In this release I’ve introduced OpenCL and GPU in the development of PyParticles, and the firsts result are very well , try by yourself the galaxy demo.
The acceleration respect the the simulation based only on numpy is impressive.
If you want you can try also the fountain demo were I’ve introduced OpenCL in the drag computation, and the result is very encouraging and now you can simulate easily up to 700K particles or 1M particles.
As second point I’ve fixed the VSYNC problem, but only under windows.
For this version I’ve rewritten the logging system, now id more flexible and fast, test it with the solar system demo, I’ve also added the FPS counter and I’ve also improved the documentation.
The galaxy demo above will be available with the next release (0.3.5) stay on-line:
For the next version I’ve started to works with OpneCL and PyOpenCL
Some video card has enabled the vsync, at the moment this option slow down the simulation in PyParticles if you use OpenGl, so if you want the maximal velocity you must disable this option:
with NVidia binary driver you must start the Nvidia server settings [command: nvidia-settings], select OpenGL Settings and uncheck Sync to VBlank
- For a generic user and AMD card, try to watch this video:
Under Windows for NVidia and ATI users, follow the instruction at the link bellow:
In this release I’ve added the damping force, that’s useful in a lot of simulations.
And I’ve finally fixed and improved the documentation, in particular I’ve written a chapter dedicated to the testing procedures, for me this point is very important because it show practically the reliability of pyparticles. At the moment the implemented tests are 3, but in the future I hope to add also some other procedure.
If you have some suggestion for testing PyPaticles don’t hesitate to contact me.
With this release PyParticles become compatible with python 3.3, it need some other test but all mains functionalities works correctly. At the moment the main goal is to have an application that works either with python 2.7 and 3.3.
The second and very important point of this release are the testing, so I’ve finally written a pair of test procedures for comparing an analytical solution with the simulated solution.
For the moment the two tests are a falling object in a dragged fluid and the harmonic oscillator, and in both cases the result of the simulation is correct or, for be more precise, it follow the analytical solution with a very good approximation, so I can think that the procedures implemented in PyParticles are reliable.

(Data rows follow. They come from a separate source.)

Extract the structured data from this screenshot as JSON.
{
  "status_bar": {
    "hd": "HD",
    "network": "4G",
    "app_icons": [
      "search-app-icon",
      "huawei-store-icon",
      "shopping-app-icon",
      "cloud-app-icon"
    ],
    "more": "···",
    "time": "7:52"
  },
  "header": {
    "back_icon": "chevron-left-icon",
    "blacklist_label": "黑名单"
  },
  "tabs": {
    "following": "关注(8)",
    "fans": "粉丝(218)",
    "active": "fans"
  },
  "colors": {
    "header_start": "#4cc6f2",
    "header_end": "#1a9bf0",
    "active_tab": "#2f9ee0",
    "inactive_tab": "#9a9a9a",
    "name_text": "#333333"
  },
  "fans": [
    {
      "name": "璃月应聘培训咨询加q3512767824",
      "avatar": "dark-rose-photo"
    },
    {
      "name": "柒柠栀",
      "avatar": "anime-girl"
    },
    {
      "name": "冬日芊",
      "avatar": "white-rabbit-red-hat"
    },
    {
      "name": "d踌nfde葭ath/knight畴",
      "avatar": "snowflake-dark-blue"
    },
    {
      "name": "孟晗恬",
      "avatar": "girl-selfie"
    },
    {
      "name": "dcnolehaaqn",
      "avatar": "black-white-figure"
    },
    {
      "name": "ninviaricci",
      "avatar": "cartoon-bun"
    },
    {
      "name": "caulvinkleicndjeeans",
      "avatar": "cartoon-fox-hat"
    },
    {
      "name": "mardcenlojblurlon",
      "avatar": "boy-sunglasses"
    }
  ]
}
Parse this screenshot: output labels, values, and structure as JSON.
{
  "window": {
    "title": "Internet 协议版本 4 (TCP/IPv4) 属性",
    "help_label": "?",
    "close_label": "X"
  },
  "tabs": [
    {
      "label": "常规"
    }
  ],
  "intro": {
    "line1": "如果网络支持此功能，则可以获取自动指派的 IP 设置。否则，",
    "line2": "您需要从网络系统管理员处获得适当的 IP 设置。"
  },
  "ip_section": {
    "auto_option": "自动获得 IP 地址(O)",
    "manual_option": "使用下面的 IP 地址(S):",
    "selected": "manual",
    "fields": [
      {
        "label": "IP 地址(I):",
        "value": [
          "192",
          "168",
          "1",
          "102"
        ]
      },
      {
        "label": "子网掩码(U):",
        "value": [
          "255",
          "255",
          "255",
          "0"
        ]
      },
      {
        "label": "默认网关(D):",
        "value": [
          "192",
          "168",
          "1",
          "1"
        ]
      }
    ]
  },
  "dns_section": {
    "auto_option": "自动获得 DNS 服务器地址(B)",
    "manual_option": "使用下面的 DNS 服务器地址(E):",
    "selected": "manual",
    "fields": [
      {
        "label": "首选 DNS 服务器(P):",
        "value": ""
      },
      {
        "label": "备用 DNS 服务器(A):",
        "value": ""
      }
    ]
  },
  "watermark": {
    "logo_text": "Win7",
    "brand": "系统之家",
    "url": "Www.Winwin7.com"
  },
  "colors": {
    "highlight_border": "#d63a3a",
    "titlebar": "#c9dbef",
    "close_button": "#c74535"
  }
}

In the following I report the absolute error for the harmonic oscillator (click for enlarge):
With PyParticle version 0.3.0 I’ve added the possibility to inset constraints in the particles system. The constraints are used to force the positions of some particles or for set up the interactions between the particles so we can build some complex and detailed models. In my example (see the video above) I’m simulating a vibrating string with the drag of the air under a constant gravity, and the result is very interesting.
In this version I’ve also improved the OpenGl rendering by using the display lists and I’ve also added a bubble demo, based on a ‘fantasious’ force.
For understanding the potential of the constraints watch this video, where I’ve developed a vibrating string in a very simple manner.
Visit the github page: https://github.com/simon-r/PyParticles and follow the project.
Download here: PyParticles
The development is continuing.
Whit this new version I’ve added some interesting featured, first of all I’ve added the possibility to measures some quantity like the potential energy or the kinetic energy in the particles system, try to watch the springs or the solar system demo, I’ve also added the Lennard Jones potential as a force model for simulating the particles system, that’s very useful for simulating the gases.
For the visualization I’ve written some new features in the OpenGl animation, and now you can change easily the particle rendering model, and if you want you can turn ON or turn OFF the lighting, plus a little help (push the key h).
The next main goal is performing the simulation via OcTree.
PyParticles is an opensource particles simulation tool box entirely written in python.
It support the most popular integrations methods and the most relevant forces model. It also offer a nice looking OpneGL interface or at your preference a Matplotlib based GUI.
PyParticles as a forces models implements Gravity, spring, constant force and electrostatic and the user defined vector field force.
As a integrations method it includes Euler, Midpoint, Runge Kutta, Störmer Verlet and Leap frog.
With PyParticles you can freely combine every force model with all integration method in an easier as possible manner, for example you can change the integration method by switching a single line of code:
For example with this single line of code we can say to PyParticle to use the Runge Kutta method for simulating the model.
solver = rks.RungeKuttaSolver( grav , pset , dt )
Visit the project page on GitHub
The two following screenshots represents a simulation of the solar system and a set of 1000 random particles: